Mingo’s 1960 contract was for $6,500, and he recalls of that time in America, “There were a lot of taboos in pro football back in 1960, and it was harder for a black man.”
Indeed, the 1960 Broncos official team picture shows seven original Broncos were black players on that team on opening day.
One of the first road games was a preseason contest against the Dallas Texans in Little Rock, Arkansas.
As they got off the bus to go out on the field in Little Rock, Mingo recalls that some white guys “used the n-word, and were pretty rough — ‘If you hit one of those white boys, we’re going to shoot you, we’re going to lynch you,’ that type of stuff. We played the game without any incidents, but still, something like that never leaves your mind.”
Denver lost that game, 48-0 and went 0-5 in preseason, all on the road, so the Broncos quickly became the laughingstock of the new league, but then the team headed to Boston to play the Patriots on a Friday night for the first game in AFL history.
And for the Broncos, a star was born, and his name was Mingo.
“Nobody could have touched me on Sept. 9, 1960, when we played Boston. Here I was, a kid who did not even graduate high school and now he’s starting a pro career that nobody really expected him to have, let along score the winning touchdown on a punt return. That can never be broken.”
He was not scheduled to see any action as a return man that night, but the Denver kick returners had sustained first-half injuries and at the end of the half, head coach Frank Filchock approached Mingo and said, “Mingo, you’re running back punts and kickoffs.”
Every player lent his support to the nervous Mingo, who specifically recalled, “all our black players came over to me and gave me some encouragement. I was scared, but I was excited, too.”
Late in the third quarter, Boston took a 10-7 lead, but on their next possession the Patriots were forced to punt.

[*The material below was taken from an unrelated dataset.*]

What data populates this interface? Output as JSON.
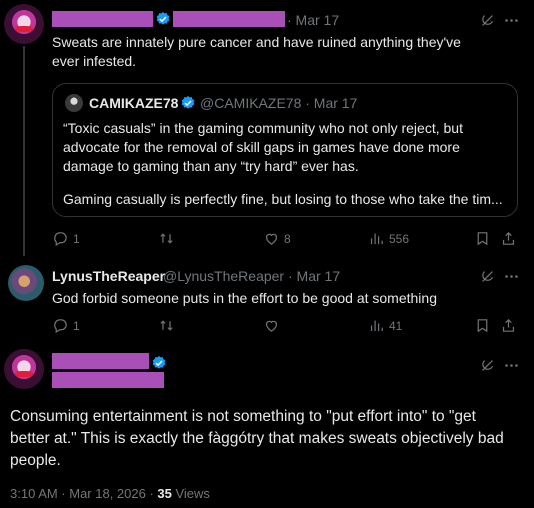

Mingo caught it at the Denver 24 and took off.
“I can still see it now,” Mingo said. “I made like I was making a move to my left, then back to my right. I picked up my blockers and just ran down the sideline. When I got there, I was so tired that I couldn’t kick the extra point, and kicked a big divot out of the ground.
“When Frank Filchock told me at halftime that I was going to be running back kicks, I was scared. But when I caught that punt, and was going down our sideline and I could see Filchock and some of the guys waving me on, that was one of the best feelings ever. There’s no way to describe it. To get down there and not knowing at the time that it was going to be the winning points, it was just wonderful.”